[Saved data entries]
■ ■ ■ ■

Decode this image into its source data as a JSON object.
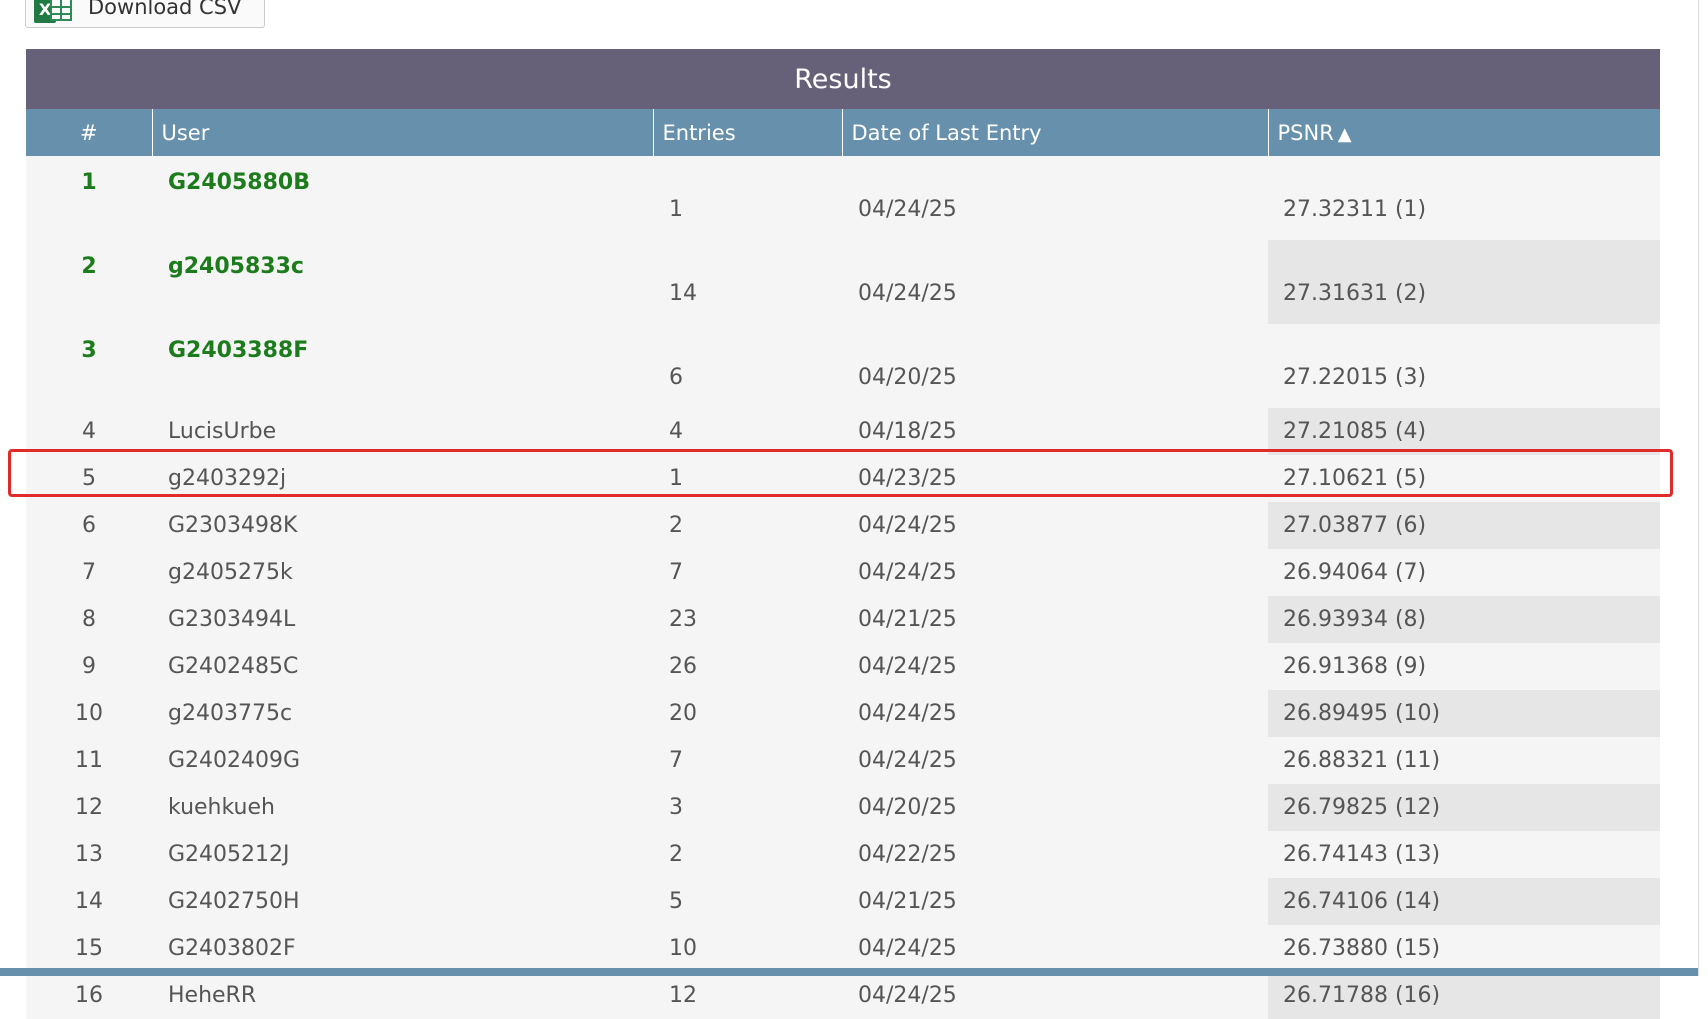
{
  "toolbar": {
    "download_label": "Download CSV"
  },
  "results": {
    "title": "Results",
    "columns": [
      "#",
      "User",
      "Entries",
      "Date of Last Entry",
      "PSNR"
    ],
    "sort_indicator": "▲",
    "rows": [
      {
        "rank": "1",
        "user": "G2405880B",
        "entries": "1",
        "date": "04/24/25",
        "psnr": "27.32311 (1)"
      },
      {
        "rank": "2",
        "user": "g2405833c",
        "entries": "14",
        "date": "04/24/25",
        "psnr": "27.31631 (2)"
      },
      {
        "rank": "3",
        "user": "G2403388F",
        "entries": "6",
        "date": "04/20/25",
        "psnr": "27.22015 (3)"
      },
      {
        "rank": "4",
        "user": "LucisUrbe",
        "entries": "4",
        "date": "04/18/25",
        "psnr": "27.21085 (4)"
      },
      {
        "rank": "5",
        "user": "g2403292j",
        "entries": "1",
        "date": "04/23/25",
        "psnr": "27.10621 (5)"
      },
      {
        "rank": "6",
        "user": "G2303498K",
        "entries": "2",
        "date": "04/24/25",
        "psnr": "27.03877 (6)"
      },
      {
        "rank": "7",
        "user": "g2405275k",
        "entries": "7",
        "date": "04/24/25",
        "psnr": "26.94064 (7)"
      },
      {
        "rank": "8",
        "user": "G2303494L",
        "entries": "23",
        "date": "04/21/25",
        "psnr": "26.93934 (8)"
      },
      {
        "rank": "9",
        "user": "G2402485C",
        "entries": "26",
        "date": "04/24/25",
        "psnr": "26.91368 (9)"
      },
      {
        "rank": "10",
        "user": "g2403775c",
        "entries": "20",
        "date": "04/24/25",
        "psnr": "26.89495 (10)"
      },
      {
        "rank": "11",
        "user": "G2402409G",
        "entries": "7",
        "date": "04/24/25",
        "psnr": "26.88321 (11)"
      },
      {
        "rank": "12",
        "user": "kuehkueh",
        "entries": "3",
        "date": "04/20/25",
        "psnr": "26.79825 (12)"
      },
      {
        "rank": "13",
        "user": "G2405212J",
        "entries": "2",
        "date": "04/22/25",
        "psnr": "26.74143 (13)"
      },
      {
        "rank": "14",
        "user": "G2402750H",
        "entries": "5",
        "date": "04/21/25",
        "psnr": "26.74106 (14)"
      },
      {
        "rank": "15",
        "user": "G2403802F",
        "entries": "10",
        "date": "04/24/25",
        "psnr": "26.73880 (15)"
      },
      {
        "rank": "16",
        "user": "HeheRR",
        "entries": "12",
        "date": "04/24/25",
        "psnr": "26.71788 (16)"
      }
    ]
  },
  "colors": {
    "title_bar": "#666178",
    "header_bar": "#6690ac",
    "top3_text": "#1c7c1c",
    "highlight": "#e02b2b"
  }
}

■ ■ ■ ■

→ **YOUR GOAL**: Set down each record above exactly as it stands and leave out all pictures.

→ **RESPONSE TO THE TASK**:
Decode this image into its source data as a JSON object.
{
  "toolbar": {
    "download_label": "Download CSV"
  },
  "results": {
    "title": "Results",
    "columns": [
      "#",
      "User",
      "Entries",
      "Date of Last Entry",
      "PSNR"
    ],
    "sort_indicator": "▲",
    "rows": [
      {
        "rank": "1",
        "user": "G2405880B",
        "entries": "1",
        "date": "04/24/25",
        "psnr": "27.32311 (1)"
      },
      {
        "rank": "2",
        "user": "g2405833c",
        "entries": "14",
        "date": "04/24/25",
        "psnr": "27.31631 (2)"
      },
      {
        "rank": "3",
        "user": "G2403388F",
        "entries": "6",
        "date": "04/20/25",
        "psnr": "27.22015 (3)"
      },
      {
        "rank": "4",
        "user": "LucisUrbe",
        "entries": "4",
        "date": "04/18/25",
        "psnr": "27.21085 (4)"
      },
      {
        "rank": "5",
        "user": "g2403292j",
        "entries": "1",
        "date": "04/23/25",
        "psnr": "27.10621 (5)"
      },
      {
        "rank": "6",
        "user": "G2303498K",
        "entries": "2",
        "date": "04/24/25",
        "psnr": "27.03877 (6)"
      },
      {
        "rank": "7",
        "user": "g2405275k",
        "entries": "7",
        "date": "04/24/25",
        "psnr": "26.94064 (7)"
      },
      {
        "rank": "8",
        "user": "G2303494L",
        "entries": "23",
        "date": "04/21/25",
        "psnr": "26.93934 (8)"
      },
      {
        "rank": "9",
        "user": "G2402485C",
        "entries": "26",
        "date": "04/24/25",
        "psnr": "26.91368 (9)"
      },
      {
        "rank": "10",
        "user": "g2403775c",
        "entries": "20",
        "date": "04/24/25",
        "psnr": "26.89495 (10)"
      },
      {
        "rank": "11",
        "user": "G2402409G",
        "entries": "7",
        "date": "04/24/25",
        "psnr": "26.88321 (11)"
      },
      {
        "rank": "12",
        "user": "kuehkueh",
        "entries": "3",
        "date": "04/20/25",
        "psnr": "26.79825 (12)"
      },
      {
        "rank": "13",
        "user": "G2405212J",
        "entries": "2",
        "date": "04/22/25",
        "psnr": "26.74143 (13)"
      },
      {
        "rank": "14",
        "user": "G2402750H",
        "entries": "5",
        "date": "04/21/25",
        "psnr": "26.74106 (14)"
      },
      {
        "rank": "15",
        "user": "G2403802F",
        "entries": "10",
        "date": "04/24/25",
        "psnr": "26.73880 (15)"
      },
      {
        "rank": "16",
        "user": "HeheRR",
        "entries": "12",
        "date": "04/24/25",
        "psnr": "26.71788 (16)"
      }
    ]
  },
  "colors": {
    "title_bar": "#666178",
    "header_bar": "#6690ac",
    "top3_text": "#1c7c1c",
    "highlight": "#e02b2b"
  }
}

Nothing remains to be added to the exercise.